Life is all about learning!
The annual conference for NILD Canada held on April 22 and 23 at Tyndale University College was an amazing event! Educators, educational therapists, parents, administrators and others interested in education met together to learn and share, focusing on the theme “Neuroplasticity: The Basis of Education”.
Dr. Steve Sider (Associate Professor at Wilfred Laurier University) challenged us to think about the “twice exceptional” child, who is gifted and has a learning disability, as well as high school students dealing with exceptionality. How do we work with and challenge these students?
Dr. Kimberly Maich (Assistant Professor at Brock University) shared ideas on “visual strategies for supporting students with ASD”, as well as working with “behaviour changes”.
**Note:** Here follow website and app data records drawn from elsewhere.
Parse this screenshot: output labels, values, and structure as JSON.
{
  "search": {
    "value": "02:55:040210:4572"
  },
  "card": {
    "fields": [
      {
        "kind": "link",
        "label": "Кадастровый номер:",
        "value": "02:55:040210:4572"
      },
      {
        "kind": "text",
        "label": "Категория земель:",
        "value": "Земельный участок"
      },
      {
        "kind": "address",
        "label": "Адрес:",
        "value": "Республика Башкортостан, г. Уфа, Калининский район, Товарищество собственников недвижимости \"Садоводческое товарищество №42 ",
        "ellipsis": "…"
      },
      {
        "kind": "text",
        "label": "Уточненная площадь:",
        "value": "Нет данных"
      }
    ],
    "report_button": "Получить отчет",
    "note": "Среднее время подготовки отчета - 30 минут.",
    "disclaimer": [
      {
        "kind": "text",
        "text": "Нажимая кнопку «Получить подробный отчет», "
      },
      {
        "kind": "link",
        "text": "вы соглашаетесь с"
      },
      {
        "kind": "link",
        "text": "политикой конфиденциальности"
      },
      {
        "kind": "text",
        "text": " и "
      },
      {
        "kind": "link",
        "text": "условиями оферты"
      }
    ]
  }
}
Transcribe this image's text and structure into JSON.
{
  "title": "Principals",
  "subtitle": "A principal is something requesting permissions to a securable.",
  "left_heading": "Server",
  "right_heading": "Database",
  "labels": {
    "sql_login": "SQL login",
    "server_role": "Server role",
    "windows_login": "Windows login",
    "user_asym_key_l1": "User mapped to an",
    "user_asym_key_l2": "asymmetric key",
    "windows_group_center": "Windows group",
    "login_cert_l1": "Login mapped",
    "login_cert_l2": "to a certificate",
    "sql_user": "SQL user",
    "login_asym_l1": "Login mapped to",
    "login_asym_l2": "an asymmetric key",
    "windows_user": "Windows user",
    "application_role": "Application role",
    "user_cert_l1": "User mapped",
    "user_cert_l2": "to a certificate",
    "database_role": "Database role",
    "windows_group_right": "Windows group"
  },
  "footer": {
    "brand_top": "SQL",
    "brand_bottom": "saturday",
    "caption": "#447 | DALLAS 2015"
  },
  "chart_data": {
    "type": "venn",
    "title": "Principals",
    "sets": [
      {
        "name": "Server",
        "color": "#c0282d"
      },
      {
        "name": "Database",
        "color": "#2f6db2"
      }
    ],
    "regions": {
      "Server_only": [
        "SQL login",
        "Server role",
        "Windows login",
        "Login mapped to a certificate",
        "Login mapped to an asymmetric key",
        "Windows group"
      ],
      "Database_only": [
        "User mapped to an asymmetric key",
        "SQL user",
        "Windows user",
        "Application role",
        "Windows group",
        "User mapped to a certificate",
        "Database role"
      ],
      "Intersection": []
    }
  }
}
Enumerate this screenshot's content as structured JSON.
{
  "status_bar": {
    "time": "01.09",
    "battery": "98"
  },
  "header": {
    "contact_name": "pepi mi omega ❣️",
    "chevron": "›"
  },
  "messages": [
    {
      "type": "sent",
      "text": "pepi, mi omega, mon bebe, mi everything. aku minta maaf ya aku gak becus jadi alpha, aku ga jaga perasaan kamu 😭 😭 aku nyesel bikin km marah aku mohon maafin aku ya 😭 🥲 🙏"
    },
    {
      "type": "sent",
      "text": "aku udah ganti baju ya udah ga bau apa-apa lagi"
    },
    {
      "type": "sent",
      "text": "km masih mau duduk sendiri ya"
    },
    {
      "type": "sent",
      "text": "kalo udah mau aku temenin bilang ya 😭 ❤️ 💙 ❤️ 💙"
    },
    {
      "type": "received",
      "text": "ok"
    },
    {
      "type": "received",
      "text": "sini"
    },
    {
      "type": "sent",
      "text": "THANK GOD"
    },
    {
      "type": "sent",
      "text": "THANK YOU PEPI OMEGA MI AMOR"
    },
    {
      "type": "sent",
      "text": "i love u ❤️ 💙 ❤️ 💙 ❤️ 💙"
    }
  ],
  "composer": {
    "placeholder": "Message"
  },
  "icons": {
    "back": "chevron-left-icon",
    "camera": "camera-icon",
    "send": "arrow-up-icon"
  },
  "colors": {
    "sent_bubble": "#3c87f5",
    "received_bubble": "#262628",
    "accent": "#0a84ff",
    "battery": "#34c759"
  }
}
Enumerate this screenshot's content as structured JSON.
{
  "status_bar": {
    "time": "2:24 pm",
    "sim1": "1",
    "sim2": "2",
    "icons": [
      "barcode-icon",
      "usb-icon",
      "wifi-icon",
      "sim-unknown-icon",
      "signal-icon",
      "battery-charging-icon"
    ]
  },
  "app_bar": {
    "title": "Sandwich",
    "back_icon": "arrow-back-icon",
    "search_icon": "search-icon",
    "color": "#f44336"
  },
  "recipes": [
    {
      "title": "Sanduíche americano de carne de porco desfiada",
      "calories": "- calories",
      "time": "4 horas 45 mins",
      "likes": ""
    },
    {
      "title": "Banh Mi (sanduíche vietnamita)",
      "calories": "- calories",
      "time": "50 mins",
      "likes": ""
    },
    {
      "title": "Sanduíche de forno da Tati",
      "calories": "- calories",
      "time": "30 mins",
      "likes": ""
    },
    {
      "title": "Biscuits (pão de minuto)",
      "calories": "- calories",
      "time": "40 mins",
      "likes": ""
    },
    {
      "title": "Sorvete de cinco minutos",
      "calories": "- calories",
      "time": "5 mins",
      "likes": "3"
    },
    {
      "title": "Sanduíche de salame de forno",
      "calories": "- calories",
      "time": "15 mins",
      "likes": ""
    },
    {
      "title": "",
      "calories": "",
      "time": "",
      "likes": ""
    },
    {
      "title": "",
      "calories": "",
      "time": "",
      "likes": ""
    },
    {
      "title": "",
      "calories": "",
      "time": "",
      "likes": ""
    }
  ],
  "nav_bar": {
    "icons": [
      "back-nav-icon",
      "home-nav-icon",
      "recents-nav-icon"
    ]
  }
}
Both of these keynote speakers bring with them a wealth of experiences in special education, and were a delight to listen to. Each day was packed with workshops to give more tools for writing ideas, early screening, looking at the whole brain child, developing critical thinking and working with words (morphology). Learning and exploring new vistas also happens from the conversations with other educators and therapists.
On Friday evening there was a wonderful fundraising banquet and silent auction, where we were joined by spouses and visitors, as well as board members of the organization.
Coming home from the conference, I felt like one of my students might feel after an educational therapy session – completely “overstimulated”. Several days later, while processing the information in my brain, I reflected on the last workshop by Trix Bradley (former director of NILD) which was entitled “Going for the Gold”. When working with students who have learning disabilities, we often work on the struggling areas, and she suggested we need to focus more on their strengths to build confidence.
We must help children and adults to identify and reinforce these islands (of competence) so that at some point they become more dominant than the ocean of inadequacy. (Robert Brooks)
Sometimes teaching and educational therapy is like riding a bike with your hands full, so you can’t grab the handlebars… as you try to meet the needs of your student, building on their strengths and targeting the weak areas, loving the child and supporting them every way you can! Let’s keep the bike going with zest and confidence as we explore new vistas with our students, and see them “going for the gold”. Conferences like this one are great places of renewal and challenges for the task! Thanks to all who made this conference happen!